Government bank National Savings & Investments (NS&I) has today pulled its index-linked savings certificates that guarantee to beat inflation.

New customers will no longer be able to apply, though postal applications received by the close of today will be honoured. Existing customers are unaffected.

Key Points

  • Inflation-busting deal axed
  • Almost 500,000 signed up to popular certificate
  • No standard accounts beat inflation

The tax-free index-linked certificates pay the Retail Prices Index (RPI) inflation measure plus 0.5% on deposits between £100 and £15,000 for five years.

The axing is a blow to savers hoping to ensure their cash keeps up with the soaring cost of living.
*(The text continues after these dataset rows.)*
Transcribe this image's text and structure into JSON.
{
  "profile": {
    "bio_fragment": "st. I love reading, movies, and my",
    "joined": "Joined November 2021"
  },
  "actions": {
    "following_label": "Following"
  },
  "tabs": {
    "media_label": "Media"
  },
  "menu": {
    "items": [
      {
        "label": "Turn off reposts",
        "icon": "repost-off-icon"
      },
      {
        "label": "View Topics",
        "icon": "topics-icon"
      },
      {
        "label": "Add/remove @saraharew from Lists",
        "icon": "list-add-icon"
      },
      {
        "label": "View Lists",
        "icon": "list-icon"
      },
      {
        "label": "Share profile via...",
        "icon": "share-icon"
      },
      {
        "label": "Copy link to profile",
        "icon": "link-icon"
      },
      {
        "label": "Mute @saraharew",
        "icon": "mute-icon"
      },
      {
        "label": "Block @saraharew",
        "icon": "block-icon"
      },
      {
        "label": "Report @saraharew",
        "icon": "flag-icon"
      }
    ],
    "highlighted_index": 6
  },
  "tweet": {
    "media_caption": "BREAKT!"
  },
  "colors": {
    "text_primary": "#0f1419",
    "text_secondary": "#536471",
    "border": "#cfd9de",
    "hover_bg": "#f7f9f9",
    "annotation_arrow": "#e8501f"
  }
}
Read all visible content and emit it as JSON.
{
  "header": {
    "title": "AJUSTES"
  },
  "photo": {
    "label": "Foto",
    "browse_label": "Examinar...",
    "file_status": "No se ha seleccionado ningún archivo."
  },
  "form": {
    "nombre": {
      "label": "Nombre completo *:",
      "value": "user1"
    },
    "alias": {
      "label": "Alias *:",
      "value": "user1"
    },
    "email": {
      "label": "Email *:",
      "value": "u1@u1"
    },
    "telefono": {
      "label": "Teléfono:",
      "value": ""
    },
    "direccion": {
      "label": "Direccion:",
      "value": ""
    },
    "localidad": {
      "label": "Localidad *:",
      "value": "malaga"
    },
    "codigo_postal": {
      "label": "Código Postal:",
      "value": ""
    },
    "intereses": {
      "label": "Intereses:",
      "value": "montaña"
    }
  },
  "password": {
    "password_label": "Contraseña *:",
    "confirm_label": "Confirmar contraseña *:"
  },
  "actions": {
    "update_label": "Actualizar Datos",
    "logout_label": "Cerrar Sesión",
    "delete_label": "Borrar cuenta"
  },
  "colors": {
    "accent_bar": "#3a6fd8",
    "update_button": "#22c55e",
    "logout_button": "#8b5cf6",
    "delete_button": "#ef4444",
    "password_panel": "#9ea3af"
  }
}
Financial information group Moneyfacts says there are no standard accounts whose returns beat the current 5% RPI inflation measure for taxpayers.

Almost 500,000 opened the latest batch of index-linked accounts, showing their popularity in the current low interest rate climate.

The current batch of NS&I savings certificates, which also includes the tax-free fixed interest savings certificate, has been on sale for almost four months.

Why withdrawn?

NS&I says they have been pulled to prevent the bank breaching its net financing target of £2 billion for the current financial year. That figure is derived from deposits across all NS&I products, minus premium bond prize money, withdrawals and interest payments.

Jane Platt, NS&I chief executive, says: "To ensure that we do not exceed the upper end of our net financing target range, we've taken the decision to withdraw savings certificates from general sale at this point.

"The volume of sales over the past few months is such that our forecasts show we were at risk of exceeding the top end of the net financing range, so we needed to take action to reduce sales."

While they guarantee to beat inflation, it doesn't necessarily make the index-linked certificates the top accounts. If inflation dives over the next few years and interest rates rise, the returns may no longer look so spectacular.